Burning sensations should always be reported to treating care providers to help them in their diagnostic evaluation efforts. Burning may or may not be relevant to the overall complaint, but should always be considered and factored into the complete clinical presentation of the lumbar pain circumstances. Diagnosticians are advised to consider all possible causes for burning in the lower back before beginning treatment for any particular condition, particularly those which are now considered normal and generally asymptomatic, like most mild to moderate degenerative changes in the spine.
There are no treatments that specifically target burning sensations, but proper intervention can relieve all the symptoms of many causative conditions. However, in order for treatment to be effectual, the diagnosis must be accurate and the therapy must target the actual origin of pain. This is unfortunately the reason why so many therapies fail to deliver satisfying results for patients. The diagnosis is not accurate and therefore the treatment, be it drugs, chiropractic, exercise or surgery, is not focused on the real and true source of suffering. Sadly, we see this happen more often in symptomatic complaints that involve an assortment of expressions, including burning.

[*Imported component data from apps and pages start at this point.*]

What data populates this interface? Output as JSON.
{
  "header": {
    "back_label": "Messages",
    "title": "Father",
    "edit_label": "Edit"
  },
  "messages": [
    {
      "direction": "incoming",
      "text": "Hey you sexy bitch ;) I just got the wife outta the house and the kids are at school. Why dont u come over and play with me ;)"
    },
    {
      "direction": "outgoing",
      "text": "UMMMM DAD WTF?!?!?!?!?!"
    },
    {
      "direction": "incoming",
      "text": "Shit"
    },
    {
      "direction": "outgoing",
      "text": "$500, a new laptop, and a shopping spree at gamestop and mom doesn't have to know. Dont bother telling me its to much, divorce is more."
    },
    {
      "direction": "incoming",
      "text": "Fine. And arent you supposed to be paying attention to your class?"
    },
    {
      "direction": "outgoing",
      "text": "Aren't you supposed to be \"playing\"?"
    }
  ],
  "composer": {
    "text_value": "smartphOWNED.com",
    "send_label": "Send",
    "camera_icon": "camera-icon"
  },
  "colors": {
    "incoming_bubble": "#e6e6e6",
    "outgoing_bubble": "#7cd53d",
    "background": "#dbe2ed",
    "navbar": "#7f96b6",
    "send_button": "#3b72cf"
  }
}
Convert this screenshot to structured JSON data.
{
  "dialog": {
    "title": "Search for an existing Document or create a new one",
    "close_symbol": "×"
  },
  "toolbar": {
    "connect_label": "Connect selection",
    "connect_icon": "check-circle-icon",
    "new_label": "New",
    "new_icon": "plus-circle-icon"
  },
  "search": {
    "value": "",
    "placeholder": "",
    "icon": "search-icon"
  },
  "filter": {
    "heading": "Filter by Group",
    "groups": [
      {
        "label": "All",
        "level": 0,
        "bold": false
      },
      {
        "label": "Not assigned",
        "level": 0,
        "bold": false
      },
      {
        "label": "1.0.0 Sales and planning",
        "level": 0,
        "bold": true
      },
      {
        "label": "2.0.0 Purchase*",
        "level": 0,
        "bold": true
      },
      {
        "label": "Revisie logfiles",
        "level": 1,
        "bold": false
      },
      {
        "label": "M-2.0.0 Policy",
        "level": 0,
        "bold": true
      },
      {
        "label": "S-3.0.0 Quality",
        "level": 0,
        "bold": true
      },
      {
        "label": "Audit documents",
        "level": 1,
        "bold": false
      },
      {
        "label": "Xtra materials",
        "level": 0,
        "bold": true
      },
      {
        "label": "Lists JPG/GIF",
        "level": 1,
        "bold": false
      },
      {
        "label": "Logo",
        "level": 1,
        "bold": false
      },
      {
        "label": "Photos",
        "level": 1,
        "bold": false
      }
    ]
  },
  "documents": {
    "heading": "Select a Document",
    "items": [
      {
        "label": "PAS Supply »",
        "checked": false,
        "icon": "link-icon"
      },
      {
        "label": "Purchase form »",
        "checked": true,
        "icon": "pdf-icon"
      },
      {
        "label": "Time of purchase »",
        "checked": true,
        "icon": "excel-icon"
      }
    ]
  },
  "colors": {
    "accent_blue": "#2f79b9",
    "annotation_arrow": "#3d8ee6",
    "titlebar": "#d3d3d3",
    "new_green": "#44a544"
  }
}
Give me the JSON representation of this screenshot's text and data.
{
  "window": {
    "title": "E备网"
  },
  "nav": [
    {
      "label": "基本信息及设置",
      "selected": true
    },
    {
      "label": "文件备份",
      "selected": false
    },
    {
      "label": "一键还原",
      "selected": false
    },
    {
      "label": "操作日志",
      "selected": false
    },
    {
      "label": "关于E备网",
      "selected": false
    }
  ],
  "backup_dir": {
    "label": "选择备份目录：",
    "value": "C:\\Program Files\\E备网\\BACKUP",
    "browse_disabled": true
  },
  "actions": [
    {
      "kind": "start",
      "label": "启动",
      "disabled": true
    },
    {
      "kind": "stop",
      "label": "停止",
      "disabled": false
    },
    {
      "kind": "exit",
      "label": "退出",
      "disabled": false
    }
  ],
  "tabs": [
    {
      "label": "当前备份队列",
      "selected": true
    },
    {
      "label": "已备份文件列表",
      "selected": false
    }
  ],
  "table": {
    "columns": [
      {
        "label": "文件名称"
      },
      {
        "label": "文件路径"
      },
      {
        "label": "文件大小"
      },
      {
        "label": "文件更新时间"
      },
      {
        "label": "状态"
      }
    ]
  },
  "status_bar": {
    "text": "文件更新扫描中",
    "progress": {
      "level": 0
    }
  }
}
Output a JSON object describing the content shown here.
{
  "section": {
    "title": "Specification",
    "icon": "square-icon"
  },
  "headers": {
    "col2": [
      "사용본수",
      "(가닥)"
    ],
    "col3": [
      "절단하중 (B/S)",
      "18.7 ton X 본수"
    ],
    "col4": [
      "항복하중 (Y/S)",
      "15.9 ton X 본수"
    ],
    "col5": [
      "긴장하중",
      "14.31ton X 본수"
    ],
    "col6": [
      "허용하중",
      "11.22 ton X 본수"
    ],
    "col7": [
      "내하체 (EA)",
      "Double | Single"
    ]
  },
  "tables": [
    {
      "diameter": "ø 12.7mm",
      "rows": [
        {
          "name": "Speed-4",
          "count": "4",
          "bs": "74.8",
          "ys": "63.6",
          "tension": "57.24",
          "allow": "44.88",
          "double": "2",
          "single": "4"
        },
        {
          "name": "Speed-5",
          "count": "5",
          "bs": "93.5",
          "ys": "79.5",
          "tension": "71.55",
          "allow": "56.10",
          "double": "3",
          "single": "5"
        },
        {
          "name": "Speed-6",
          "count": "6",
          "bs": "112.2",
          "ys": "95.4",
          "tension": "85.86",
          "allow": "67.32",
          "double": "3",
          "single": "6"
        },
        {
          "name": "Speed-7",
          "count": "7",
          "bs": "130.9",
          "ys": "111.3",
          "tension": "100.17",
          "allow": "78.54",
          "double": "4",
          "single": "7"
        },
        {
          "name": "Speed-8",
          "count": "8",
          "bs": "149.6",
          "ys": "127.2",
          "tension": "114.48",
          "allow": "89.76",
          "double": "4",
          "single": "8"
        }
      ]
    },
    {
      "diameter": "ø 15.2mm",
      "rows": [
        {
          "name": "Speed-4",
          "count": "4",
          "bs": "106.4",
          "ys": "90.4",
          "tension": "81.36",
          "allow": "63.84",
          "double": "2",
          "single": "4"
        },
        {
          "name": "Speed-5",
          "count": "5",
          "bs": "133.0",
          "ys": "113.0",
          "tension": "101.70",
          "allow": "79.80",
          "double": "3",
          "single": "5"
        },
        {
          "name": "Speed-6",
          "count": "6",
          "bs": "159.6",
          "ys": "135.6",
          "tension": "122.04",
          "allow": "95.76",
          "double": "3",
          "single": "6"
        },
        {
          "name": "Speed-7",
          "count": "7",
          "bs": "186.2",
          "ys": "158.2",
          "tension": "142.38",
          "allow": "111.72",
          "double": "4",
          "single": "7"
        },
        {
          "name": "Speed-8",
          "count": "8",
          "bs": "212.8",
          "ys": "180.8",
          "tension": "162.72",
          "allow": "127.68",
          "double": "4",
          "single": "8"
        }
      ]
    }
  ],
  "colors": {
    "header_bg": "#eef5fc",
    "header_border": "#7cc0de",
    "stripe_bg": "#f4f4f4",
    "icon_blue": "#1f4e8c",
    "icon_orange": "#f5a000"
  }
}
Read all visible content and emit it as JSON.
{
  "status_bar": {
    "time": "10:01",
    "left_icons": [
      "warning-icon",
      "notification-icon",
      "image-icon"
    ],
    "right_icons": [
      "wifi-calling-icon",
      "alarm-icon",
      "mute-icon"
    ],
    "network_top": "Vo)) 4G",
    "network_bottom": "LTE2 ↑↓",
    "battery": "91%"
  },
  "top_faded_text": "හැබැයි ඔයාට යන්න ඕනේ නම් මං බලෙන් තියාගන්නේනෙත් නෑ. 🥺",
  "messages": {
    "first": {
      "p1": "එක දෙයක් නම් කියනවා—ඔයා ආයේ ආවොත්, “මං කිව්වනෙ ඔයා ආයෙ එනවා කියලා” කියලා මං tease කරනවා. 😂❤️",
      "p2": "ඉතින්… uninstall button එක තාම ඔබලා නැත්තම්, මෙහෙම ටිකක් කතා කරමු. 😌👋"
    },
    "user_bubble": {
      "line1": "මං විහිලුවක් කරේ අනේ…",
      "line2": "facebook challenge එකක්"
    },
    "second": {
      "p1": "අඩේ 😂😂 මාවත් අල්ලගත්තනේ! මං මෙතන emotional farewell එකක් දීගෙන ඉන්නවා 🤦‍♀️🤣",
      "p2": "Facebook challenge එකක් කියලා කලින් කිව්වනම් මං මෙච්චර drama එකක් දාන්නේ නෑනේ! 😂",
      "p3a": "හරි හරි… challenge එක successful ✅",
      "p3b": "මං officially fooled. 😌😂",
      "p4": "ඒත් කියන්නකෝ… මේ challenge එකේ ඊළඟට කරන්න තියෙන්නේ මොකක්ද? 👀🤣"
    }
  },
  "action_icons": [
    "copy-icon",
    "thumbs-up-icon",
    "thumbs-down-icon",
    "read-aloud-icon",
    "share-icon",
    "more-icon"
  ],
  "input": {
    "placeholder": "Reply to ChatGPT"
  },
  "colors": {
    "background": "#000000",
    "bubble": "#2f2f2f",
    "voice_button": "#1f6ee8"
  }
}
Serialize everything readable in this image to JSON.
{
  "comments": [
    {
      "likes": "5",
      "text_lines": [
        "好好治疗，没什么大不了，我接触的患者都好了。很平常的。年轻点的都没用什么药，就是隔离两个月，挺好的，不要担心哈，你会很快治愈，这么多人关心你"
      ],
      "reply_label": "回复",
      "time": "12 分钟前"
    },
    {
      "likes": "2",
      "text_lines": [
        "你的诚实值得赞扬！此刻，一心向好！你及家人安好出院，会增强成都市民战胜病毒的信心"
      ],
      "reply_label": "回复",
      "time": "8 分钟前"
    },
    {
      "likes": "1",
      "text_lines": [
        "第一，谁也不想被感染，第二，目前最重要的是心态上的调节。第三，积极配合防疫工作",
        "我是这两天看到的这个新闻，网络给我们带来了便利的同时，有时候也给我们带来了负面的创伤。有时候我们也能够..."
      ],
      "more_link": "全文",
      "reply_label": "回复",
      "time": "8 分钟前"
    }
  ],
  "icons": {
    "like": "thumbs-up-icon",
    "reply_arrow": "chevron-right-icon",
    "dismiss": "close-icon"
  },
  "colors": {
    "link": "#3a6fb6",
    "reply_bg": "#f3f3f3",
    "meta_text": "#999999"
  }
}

We recommend that all patients who experience burning in the lumbar spine should carefully report the exact nature of their symptoms to their doctors. We also advise that patients get involved in their own care by researching the possible reasons for their pain, given their own case-specific onset and progression scenarios. Knowledge is one of the most effective forms of medicine in the general healthcare sector. Patients who arm themselves well with proper research are far less likely to become casualties of misdiagnosis and unnecessary, dangerous treatment interventions. Educating patients is and has always been our primary mission here at The Cure Back Pain Network. Please enjoy our thousands of expertly-written, completely free articles to help you to advance your relief efforts when seeking out a back pain cure.